• [Recorded data]
○ ○ ○

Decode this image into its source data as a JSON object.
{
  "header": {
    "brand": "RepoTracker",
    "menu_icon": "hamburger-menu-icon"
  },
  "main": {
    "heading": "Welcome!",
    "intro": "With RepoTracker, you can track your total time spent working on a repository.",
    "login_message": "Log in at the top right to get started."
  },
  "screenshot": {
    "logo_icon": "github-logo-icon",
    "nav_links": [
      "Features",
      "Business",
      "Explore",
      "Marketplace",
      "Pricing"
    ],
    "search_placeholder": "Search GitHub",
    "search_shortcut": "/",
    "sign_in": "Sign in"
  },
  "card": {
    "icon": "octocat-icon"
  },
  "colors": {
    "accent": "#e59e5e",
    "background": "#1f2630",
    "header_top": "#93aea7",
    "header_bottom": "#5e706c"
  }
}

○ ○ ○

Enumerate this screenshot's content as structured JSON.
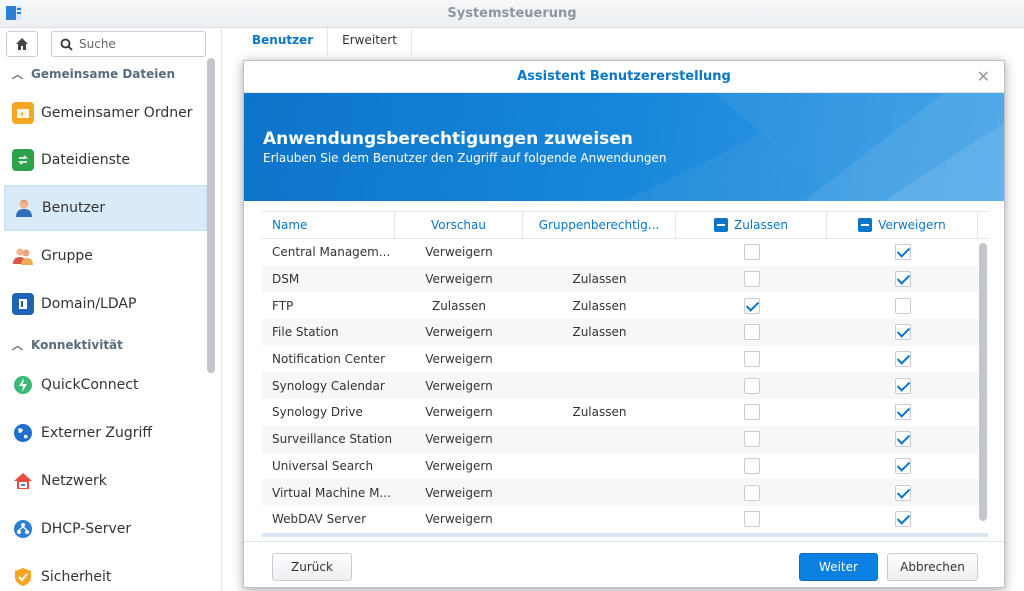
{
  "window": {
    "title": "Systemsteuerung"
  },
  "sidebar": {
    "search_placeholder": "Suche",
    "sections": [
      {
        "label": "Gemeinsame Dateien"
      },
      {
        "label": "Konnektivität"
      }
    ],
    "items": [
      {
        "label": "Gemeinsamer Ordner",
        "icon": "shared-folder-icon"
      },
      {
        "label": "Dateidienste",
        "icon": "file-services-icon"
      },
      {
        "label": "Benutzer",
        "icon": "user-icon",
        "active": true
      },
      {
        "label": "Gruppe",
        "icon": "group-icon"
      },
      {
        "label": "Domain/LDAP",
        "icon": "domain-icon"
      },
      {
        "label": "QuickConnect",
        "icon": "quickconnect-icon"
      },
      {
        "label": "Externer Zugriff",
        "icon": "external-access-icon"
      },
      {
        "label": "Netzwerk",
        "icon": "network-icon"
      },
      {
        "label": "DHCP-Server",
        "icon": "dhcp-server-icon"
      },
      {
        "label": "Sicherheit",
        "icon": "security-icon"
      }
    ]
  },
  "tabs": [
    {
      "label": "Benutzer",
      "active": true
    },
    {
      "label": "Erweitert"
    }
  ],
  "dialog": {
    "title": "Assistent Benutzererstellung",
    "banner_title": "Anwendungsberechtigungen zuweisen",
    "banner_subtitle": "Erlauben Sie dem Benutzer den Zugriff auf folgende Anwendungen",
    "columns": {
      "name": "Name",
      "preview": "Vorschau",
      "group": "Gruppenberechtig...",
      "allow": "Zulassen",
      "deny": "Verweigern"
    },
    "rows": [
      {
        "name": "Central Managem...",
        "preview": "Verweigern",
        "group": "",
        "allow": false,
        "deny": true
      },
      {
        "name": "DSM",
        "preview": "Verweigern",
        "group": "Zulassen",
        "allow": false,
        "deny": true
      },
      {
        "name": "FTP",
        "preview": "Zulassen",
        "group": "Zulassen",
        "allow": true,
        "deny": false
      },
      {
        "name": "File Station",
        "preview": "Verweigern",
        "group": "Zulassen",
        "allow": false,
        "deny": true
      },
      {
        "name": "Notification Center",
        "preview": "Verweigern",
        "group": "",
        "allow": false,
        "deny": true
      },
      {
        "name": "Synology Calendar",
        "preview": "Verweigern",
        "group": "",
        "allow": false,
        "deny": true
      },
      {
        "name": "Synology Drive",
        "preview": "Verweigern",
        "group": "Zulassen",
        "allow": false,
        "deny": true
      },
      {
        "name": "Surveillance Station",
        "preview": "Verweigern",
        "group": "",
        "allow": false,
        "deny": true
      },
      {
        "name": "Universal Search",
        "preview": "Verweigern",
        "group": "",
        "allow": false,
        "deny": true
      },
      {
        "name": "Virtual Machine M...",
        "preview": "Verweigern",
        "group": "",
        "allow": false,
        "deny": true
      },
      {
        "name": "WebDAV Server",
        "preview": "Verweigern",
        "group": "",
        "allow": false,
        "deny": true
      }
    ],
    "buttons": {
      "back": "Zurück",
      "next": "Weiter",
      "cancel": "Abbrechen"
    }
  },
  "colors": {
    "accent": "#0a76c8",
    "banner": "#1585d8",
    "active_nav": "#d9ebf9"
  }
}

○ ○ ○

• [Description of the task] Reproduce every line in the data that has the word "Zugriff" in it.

• [Response to this task]
        "label": "Externer Zugriff",
    "banner_subtitle": "Erlauben Sie dem Benutzer den Zugriff auf folgende Anwendungen",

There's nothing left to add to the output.